Monday, January 21, 2013

spilling the beans

It's really no secret, I'm not good at keeping quiet when it comes to new bikes. I'm like a little kid at Christmas all giddy with excitement.
A few weeks back, at a ride I missed out on or some sort of adventure in the woods probably involving a couple of beers and idea was spawned to have a klunker build off and ride by this spring. An announcement was made of sort via the Facebox and I immediately jumped on the bandwagon.
About this same time Transition bikes debuted a new bike the "Klunker" an ode to the pioneers of mountain biking. 26" wheels, steel retro look frame, singlespeed, coaster brake and no suspension. All the newest, latest and greatest technology was throw out the window for a straight in your face good time the old school way.
Originally I had planned to build up a klunker like everyone else in the build off with a real old school frame salvaged from where ever you could find one. The more I thought about it the more I was leaning toward buying the Transition, even though I knew I would take some heat for it.
As I weighed out the pros and cons of the 2 different routes I realized I would probably spend on the higher end of the $200-$400 spectrum of building an old school bike. A bike I knew would only be ridden a handful of times and would likely break by the years end due to off-road riding it wasn't designed for. This happened back in the original klunker days hence the start of some of the most famous bike companies in history.
Enough of the history lesson, basically I decided to go ahead and buy the Transition because I knew it would last and in all honesty get ridden more. I don't fully expect to ride it every week but hey the complete bike it cost less than some wheelsets I've purchased in the past.
I almost missed the boat in scoring this one, I looked vigorously online for one and ended up grabbing one at the Hub in Brevard NC. The entire first run of these sold out before they hit the bike shops, I got very lucky.
I guess I'm a member now.
Buying a bike with 26" wheels was something I thought I would never do again. I've heard the argument made that 29" wheels make mountain biking too easy. The same argument could be said for gears, big suspension travel, hydraulic brakes, carbon fiber, seatpost droppers etc....
I know this bike won't quiet the naysayers, I didn't buy it too. I bought it because it's gonna be fun as hell to ride. I'm really not the anti 26er person everyone thinks I am. I might lead a few to believe that online but that's mainly for my own amusement. Call me an instigator if you want, I know I am.
Where will I ride it? I've got a few ideas, I doubt I'll be doing any big xc rides on it. Most of the rides this bike will see will consist of pushing up hill and riding down and a handful of urban assaults, CRAWL anyone?
It came with a 44x18 drivetrain but I knew that was silly for my taste and ability so I swapped the front chainring to a 36, still a bit steep for anything with much incline but I'll manage or push it.
For now my plans are to rock it with flat pedals and my old school bmx helmet, I never rode bmx but it made for a great snowboard helmet. Anything else just seems silly.
Oh yeah, I wasn't alone when I made this purchase, there might be another Tranny Klunker lurking in the Tri-Cities but I'll let that individual spill their own beans.

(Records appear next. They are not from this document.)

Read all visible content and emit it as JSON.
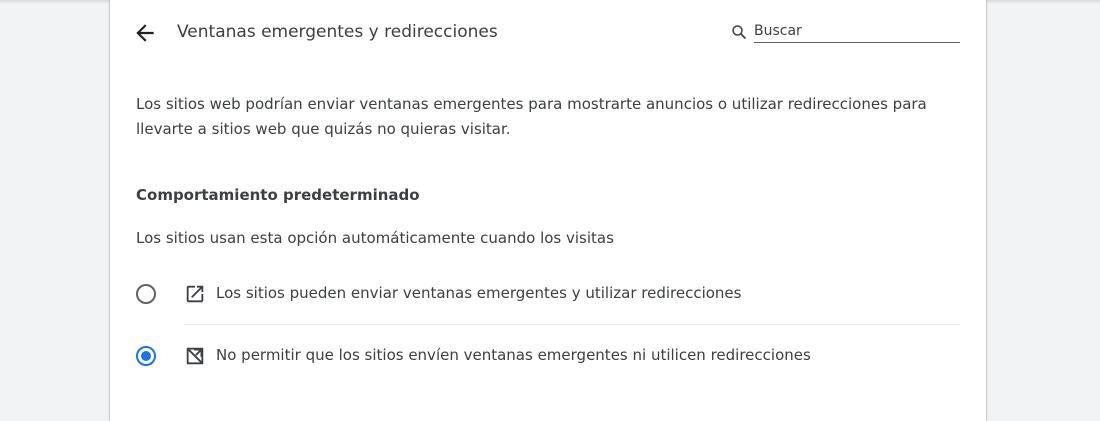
{
  "header": {
    "title": "Ventanas emergentes y redirecciones",
    "back_icon": "arrow-back-icon"
  },
  "search": {
    "placeholder": "Buscar",
    "icon": "search-icon"
  },
  "description": "Los sitios web podrían enviar ventanas emergentes para mostrarte anuncios o utilizar redirecciones para llevarte a sitios web que quizás no quieras visitar.",
  "default_behavior": {
    "heading": "Comportamiento predeterminado",
    "subtitle": "Los sitios usan esta opción automáticamente cuando los visitas",
    "options": [
      {
        "label": "Los sitios pueden enviar ventanas emergentes y utilizar redirecciones",
        "icon": "open-in-new-icon",
        "selected": false
      },
      {
        "label": "No permitir que los sitios envíen ventanas emergentes ni utilicen redirecciones",
        "icon": "popup-blocked-icon",
        "selected": true
      }
    ]
  },
  "colors": {
    "accent": "#1a73e8",
    "text": "#3c4043",
    "background": "#f1f3f4",
    "card": "#ffffff"
  }
}
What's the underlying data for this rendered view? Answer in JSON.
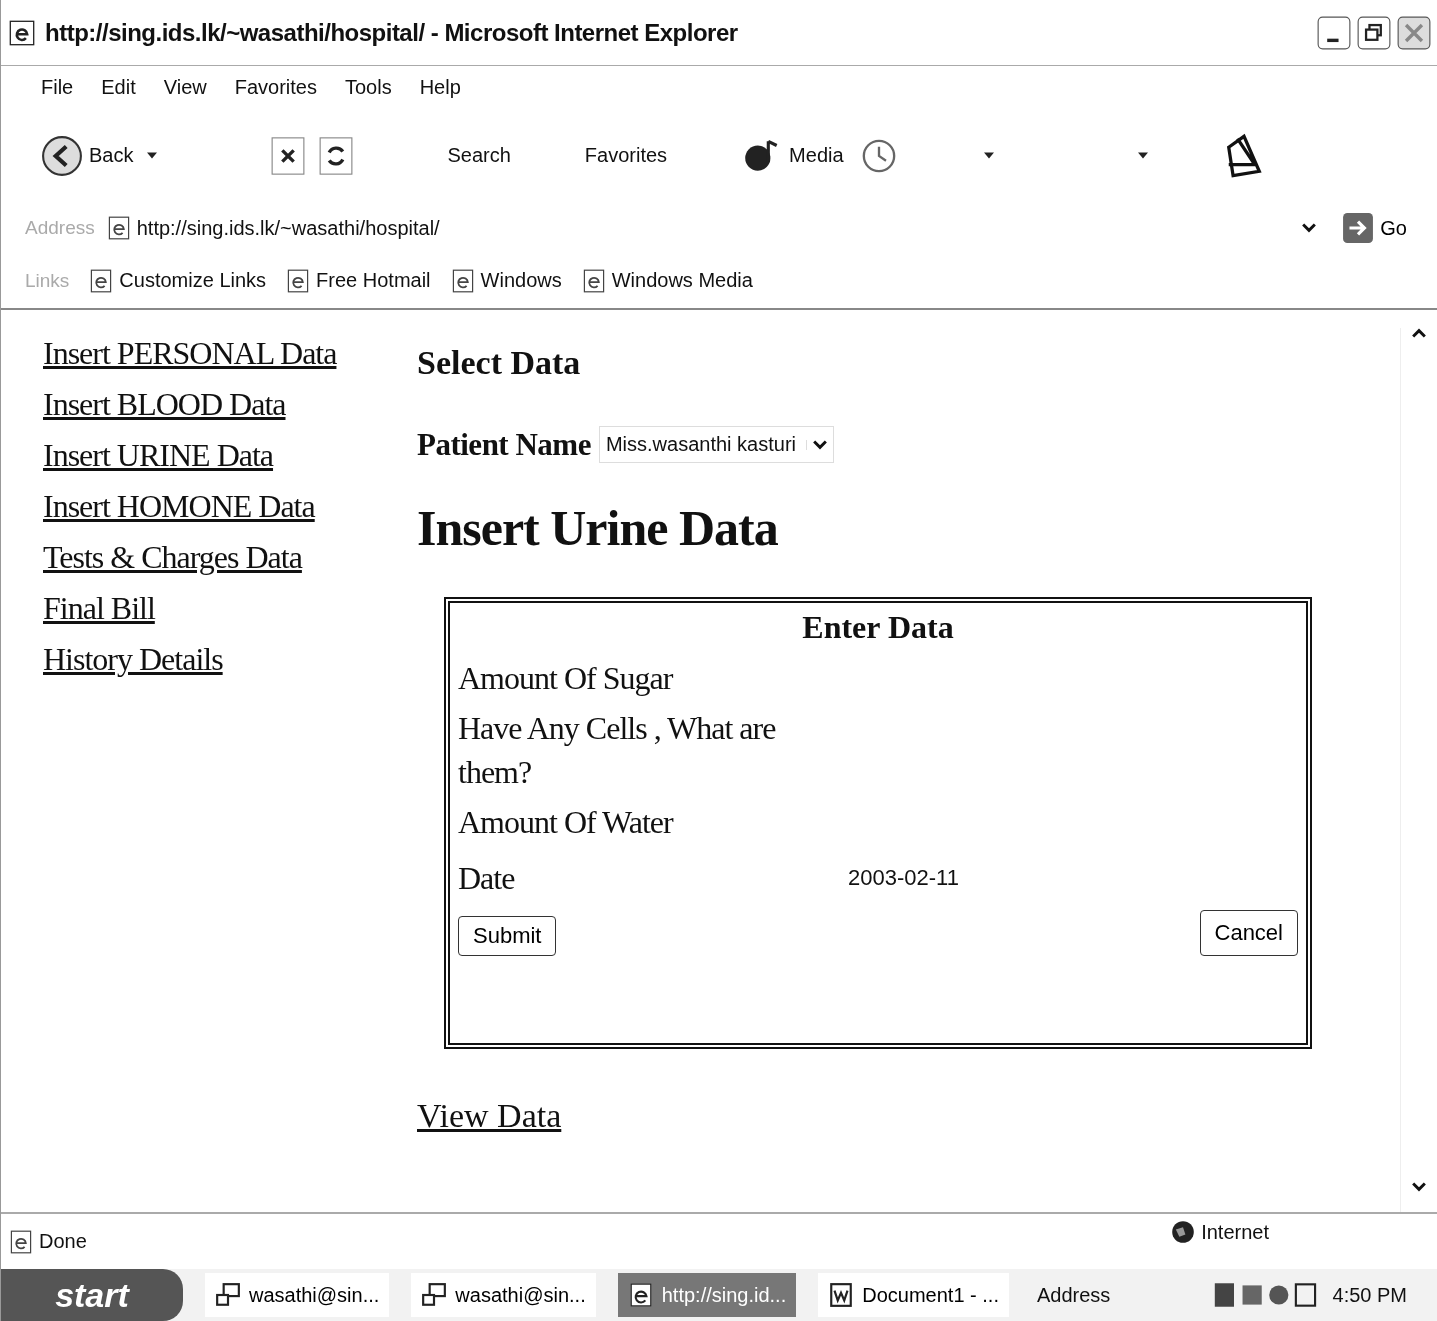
{
  "window": {
    "title": "http://sing.ids.lk/~wasathi/hospital/ - Microsoft Internet Explorer"
  },
  "menu": [
    "File",
    "Edit",
    "View",
    "Favorites",
    "Tools",
    "Help"
  ],
  "toolbar": {
    "back": "Back",
    "search": "Search",
    "favorites": "Favorites",
    "media": "Media"
  },
  "address_bar": {
    "label": "Address",
    "url": "http://sing.ids.lk/~wasathi/hospital/",
    "go": "Go"
  },
  "links_bar": {
    "label": "Links",
    "links": [
      "Customize Links",
      "Free Hotmail",
      "Windows",
      "Windows Media"
    ]
  },
  "sidebar": {
    "links": [
      "Insert PERSONAL Data",
      "Insert BLOOD Data",
      "Insert URINE Data",
      "Insert HOMONE Data",
      "Tests & Charges Data",
      "Final Bill",
      "History Details"
    ]
  },
  "main": {
    "select_heading": "Select Data",
    "patient_label": "Patient Name",
    "patient_value": "Miss.wasanthi kasturi",
    "heading": "Insert Urine Data",
    "form": {
      "title": "Enter Data",
      "fields": [
        {
          "label": "Amount Of Sugar"
        },
        {
          "label": "Have Any Cells , What are them?"
        },
        {
          "label": "Amount Of Water"
        },
        {
          "label": "Date",
          "value": "2003-02-11"
        }
      ],
      "submit": "Submit",
      "cancel": "Cancel"
    },
    "view_link": "View Data"
  },
  "status_bar": {
    "text": "Done",
    "zone": "Internet"
  },
  "taskbar": {
    "start": "start",
    "tasks": [
      {
        "label": "wasathi@sin...",
        "kind": "terminal",
        "selected": false
      },
      {
        "label": "wasathi@sin...",
        "kind": "terminal",
        "selected": false
      },
      {
        "label": "http://sing.id...",
        "kind": "browser",
        "selected": true
      },
      {
        "label": "Document1 - ...",
        "kind": "word",
        "selected": false
      }
    ],
    "address": "Address",
    "clock": "4:50 PM"
  }
}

wildduncan said...

Damn, dude! What size is that mule??

Riding with dogs said...

it's a one size fits all bike

Starvation said...

I just picked one up too and dig it. Where did you get the 32 tooth chainring? 19 or 22 mm spline? Thanks

Riding with dogs said...

Starvation, it's currently a 36x16 but I'm getting ready to swap the rear cog to a 22. I picked the 36 up from the Hub in Brevard NC when I bought the bike.

here said...

yes, it's a one size fits all bike